• [Directions] Could you return every line of the material that contains the word "chevron"?

----

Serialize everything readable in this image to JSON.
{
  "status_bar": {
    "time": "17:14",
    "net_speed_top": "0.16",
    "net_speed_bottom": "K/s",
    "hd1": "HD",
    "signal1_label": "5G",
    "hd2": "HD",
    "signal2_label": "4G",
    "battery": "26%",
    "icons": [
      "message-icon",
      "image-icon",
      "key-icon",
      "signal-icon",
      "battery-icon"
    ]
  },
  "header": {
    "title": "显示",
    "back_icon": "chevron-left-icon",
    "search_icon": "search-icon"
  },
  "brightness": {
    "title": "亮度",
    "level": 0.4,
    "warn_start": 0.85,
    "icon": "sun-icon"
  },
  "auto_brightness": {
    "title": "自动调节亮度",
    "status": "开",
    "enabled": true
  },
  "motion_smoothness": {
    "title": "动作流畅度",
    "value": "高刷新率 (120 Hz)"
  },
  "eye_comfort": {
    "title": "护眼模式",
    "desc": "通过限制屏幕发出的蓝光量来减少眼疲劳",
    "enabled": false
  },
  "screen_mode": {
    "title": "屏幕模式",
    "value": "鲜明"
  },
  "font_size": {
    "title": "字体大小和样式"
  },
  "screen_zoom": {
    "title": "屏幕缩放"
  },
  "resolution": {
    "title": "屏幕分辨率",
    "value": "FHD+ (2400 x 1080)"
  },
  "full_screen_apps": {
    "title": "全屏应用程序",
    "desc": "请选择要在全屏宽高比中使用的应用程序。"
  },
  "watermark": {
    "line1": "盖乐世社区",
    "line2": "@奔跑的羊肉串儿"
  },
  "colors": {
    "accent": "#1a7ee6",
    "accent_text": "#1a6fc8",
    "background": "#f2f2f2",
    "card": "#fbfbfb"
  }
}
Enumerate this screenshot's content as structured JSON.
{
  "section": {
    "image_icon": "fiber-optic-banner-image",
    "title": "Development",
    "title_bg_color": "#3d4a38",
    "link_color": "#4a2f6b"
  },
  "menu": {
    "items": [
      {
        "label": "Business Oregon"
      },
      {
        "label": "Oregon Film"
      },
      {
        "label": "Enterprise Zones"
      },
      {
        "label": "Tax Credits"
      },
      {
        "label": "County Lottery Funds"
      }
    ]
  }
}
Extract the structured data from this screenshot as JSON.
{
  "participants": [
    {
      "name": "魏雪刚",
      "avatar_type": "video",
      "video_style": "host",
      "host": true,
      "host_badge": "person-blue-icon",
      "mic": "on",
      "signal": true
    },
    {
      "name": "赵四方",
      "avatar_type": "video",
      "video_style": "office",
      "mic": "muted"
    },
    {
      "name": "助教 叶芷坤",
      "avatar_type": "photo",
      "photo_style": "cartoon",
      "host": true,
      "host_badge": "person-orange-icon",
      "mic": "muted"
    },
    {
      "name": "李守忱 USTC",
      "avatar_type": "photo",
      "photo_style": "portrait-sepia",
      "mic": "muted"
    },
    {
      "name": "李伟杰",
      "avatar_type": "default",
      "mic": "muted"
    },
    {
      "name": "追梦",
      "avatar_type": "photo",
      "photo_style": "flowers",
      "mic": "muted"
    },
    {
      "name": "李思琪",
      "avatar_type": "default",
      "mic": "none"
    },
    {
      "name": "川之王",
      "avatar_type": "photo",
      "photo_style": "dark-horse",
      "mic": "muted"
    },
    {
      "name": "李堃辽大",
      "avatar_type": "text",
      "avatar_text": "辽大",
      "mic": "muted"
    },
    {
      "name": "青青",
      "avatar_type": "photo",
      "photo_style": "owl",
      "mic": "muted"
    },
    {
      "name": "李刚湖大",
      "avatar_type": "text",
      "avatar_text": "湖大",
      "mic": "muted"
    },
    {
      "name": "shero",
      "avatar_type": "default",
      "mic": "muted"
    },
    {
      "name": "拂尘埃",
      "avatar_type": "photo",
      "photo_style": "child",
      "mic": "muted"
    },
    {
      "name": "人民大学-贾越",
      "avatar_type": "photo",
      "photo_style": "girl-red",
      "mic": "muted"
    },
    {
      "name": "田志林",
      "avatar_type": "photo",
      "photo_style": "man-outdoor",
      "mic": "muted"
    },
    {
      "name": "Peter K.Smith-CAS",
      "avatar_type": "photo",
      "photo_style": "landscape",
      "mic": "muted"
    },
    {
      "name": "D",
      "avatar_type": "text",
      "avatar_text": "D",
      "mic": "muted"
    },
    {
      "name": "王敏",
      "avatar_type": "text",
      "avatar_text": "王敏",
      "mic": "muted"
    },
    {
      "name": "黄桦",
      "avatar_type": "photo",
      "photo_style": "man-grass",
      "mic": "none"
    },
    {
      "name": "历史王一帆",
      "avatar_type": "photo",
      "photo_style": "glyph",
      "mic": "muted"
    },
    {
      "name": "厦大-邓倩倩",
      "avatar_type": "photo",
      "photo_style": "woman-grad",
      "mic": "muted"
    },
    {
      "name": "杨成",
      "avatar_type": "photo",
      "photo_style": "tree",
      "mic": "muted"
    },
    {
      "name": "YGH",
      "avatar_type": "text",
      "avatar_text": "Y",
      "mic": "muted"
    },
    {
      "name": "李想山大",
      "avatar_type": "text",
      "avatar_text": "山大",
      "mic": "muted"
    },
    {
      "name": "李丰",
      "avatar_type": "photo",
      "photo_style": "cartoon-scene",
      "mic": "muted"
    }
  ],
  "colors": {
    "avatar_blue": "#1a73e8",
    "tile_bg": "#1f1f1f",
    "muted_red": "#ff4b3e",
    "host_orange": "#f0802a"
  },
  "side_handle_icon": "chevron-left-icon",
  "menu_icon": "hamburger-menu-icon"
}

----

• [Expected answer]
    "back_icon": "chevron-left-icon",
  "side_handle_icon": "chevron-left-icon",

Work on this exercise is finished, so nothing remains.